---- Working data
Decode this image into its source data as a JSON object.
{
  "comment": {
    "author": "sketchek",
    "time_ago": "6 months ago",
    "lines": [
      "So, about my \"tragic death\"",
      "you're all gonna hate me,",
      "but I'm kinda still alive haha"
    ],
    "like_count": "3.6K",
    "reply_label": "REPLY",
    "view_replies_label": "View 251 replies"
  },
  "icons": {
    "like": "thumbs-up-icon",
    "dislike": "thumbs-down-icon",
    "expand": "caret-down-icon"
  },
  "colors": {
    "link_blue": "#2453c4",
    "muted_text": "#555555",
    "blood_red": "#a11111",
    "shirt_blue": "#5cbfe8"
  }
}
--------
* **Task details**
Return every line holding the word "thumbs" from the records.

* **Output of the task**
    "like": "thumbs-up-icon",
    "dislike": "thumbs-down-icon",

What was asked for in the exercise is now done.